[12] Peace Direct (2018). Atrocity Prevention and Peacebuilding.

[13] Peace Direct and RISD (2021). Escaping “Perpetual Beginnings”: Challenges and opportunities for local atrocity prevention in the DRC; RISD and Beni Peace Forum (2021). Political actors and identity-based violence in Beni, Democratic Republic of Congo.

[14] OHCHR (2020). DRC: inter-ethnic violence in Ituri may constitute “crimes against humanity”.; Al (2020). UN: 1,300 Civilians Killed in DRC Violence, Half A Million Flee. news/2020/06/1300-civilians-killed-dr-congo-millionflee-200605091341816.html 

[15] UN Security Council (2021). United Nations Organization Stabilization Mission in the Democratic Republic of the Congo, Report of the Secretary-General.

[16] Peace Direct and RISD (2021). Escaping “Perpetual Beginnings”: Challenges and opportunities for local atrocity prevention in the DRC

[17] Peace Direct. One Piece of the Puzzle: Interrupting Hate Speech.

[18] Peace Direct and RISD (2021). Escaping “Perpetual Beginnings”: Challenges and opportunities for local atrocity prevention in the DRC; RISD and Beni Peace Forum (2021). Political actors and identity-based violence in Beni, Democratic Republic of Congo.

[19] Devex (2022). Impact of funding cuts to UK’s CSSF revealed.

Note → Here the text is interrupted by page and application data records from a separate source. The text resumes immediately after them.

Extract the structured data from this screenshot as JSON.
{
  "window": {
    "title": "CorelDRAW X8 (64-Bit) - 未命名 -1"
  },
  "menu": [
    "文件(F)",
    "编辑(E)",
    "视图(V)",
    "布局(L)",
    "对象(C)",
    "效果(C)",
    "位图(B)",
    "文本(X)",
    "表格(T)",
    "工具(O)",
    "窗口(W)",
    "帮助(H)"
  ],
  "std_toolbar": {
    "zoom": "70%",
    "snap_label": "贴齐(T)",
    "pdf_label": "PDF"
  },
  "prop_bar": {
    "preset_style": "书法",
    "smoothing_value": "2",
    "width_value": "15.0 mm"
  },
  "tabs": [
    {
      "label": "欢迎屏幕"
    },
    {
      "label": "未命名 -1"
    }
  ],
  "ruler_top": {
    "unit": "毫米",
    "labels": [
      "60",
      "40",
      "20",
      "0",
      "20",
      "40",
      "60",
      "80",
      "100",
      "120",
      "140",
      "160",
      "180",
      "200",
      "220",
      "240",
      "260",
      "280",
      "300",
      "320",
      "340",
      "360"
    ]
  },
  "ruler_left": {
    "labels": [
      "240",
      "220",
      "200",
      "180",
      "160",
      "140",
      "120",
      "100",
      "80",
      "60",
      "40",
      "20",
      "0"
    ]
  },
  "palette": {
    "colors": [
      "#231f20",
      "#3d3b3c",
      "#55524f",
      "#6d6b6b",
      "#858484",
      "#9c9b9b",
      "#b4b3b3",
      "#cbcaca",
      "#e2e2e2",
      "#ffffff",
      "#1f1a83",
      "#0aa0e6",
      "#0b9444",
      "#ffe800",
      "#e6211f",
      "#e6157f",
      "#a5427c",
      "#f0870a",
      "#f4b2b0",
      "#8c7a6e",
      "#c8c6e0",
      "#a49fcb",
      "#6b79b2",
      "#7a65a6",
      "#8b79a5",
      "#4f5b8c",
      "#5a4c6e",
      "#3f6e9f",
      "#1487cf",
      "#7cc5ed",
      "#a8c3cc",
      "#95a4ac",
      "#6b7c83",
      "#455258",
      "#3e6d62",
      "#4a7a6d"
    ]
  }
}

[20] RISD and Beni Peace Forum (2021). Political actors and identity-based violence in Beni, Democratic Republic of Congo.

[21] Peace Direct. One Piece of the Puzzle, a mini-series.

[22] Peace Direct (2018). Atrocity prevention and peacebuilding.

[23] Ibid.

[24] Peace Direct (2021). Time to Decolonise Aid.

[25] Devex (2022). Impact of funding cuts to UK’s CSSF revealed.

[26] Peace Direct (2021). Time to Decolonise Aid.

[27] UK parliament (2021). Inquiry seeks to prevent atrocities in Bosnia and beyond.

[28] Protection Approaches (2021). Linked up and linked-in: Networking local-international early warning and early response in eastern DRC.

[29] Peace Direct (2018). Atrocity prevention and peacebuilding.

[30] Protection Approaches (2021) (Page 48). Linked up and linked-in: Networking local-international early warning and early response in eastern DRC.

[31] Ibid.